▶ Records provided:
+ + + + +
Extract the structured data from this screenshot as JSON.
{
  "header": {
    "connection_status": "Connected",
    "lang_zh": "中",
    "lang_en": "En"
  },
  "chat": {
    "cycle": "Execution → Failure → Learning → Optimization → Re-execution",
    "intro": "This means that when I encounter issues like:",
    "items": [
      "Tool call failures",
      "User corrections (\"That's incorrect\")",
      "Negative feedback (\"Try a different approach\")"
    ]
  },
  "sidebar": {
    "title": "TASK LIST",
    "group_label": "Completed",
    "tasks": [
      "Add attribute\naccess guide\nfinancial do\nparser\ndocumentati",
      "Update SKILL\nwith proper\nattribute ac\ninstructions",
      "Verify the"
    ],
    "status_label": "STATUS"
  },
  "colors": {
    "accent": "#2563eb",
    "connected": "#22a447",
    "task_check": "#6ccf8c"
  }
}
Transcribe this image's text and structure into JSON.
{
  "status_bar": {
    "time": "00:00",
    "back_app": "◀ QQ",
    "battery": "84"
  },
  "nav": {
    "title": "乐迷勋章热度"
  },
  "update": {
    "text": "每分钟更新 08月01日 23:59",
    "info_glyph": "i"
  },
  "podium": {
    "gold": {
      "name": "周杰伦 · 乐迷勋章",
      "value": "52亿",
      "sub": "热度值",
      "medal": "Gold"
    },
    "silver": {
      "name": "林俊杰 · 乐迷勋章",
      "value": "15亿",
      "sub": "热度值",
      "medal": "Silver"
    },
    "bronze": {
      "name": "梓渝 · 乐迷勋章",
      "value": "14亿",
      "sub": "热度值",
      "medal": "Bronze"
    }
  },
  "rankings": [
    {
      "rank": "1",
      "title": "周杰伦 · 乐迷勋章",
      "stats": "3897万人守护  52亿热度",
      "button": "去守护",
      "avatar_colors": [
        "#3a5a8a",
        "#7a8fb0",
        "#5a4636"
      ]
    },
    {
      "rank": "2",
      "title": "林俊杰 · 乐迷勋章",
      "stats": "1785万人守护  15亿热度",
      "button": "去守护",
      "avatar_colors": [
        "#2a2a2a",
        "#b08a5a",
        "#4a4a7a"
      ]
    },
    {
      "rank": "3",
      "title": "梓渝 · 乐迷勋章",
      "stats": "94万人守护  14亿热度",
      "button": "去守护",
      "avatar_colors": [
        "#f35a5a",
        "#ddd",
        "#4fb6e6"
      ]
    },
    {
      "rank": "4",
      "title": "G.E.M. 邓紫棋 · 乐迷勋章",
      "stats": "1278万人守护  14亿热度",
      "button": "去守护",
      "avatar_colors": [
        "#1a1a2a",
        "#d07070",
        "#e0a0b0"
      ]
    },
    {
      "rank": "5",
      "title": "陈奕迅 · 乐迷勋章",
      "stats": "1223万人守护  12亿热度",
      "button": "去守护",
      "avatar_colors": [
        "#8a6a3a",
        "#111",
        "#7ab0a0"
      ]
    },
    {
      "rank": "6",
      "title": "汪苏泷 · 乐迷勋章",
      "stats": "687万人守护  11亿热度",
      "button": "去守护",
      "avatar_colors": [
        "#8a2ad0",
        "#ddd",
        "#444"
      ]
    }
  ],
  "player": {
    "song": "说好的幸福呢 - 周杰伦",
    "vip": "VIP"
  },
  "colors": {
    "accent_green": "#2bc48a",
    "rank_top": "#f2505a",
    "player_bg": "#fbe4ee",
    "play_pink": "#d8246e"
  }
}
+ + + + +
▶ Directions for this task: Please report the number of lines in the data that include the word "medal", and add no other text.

▶ Exercise result: 3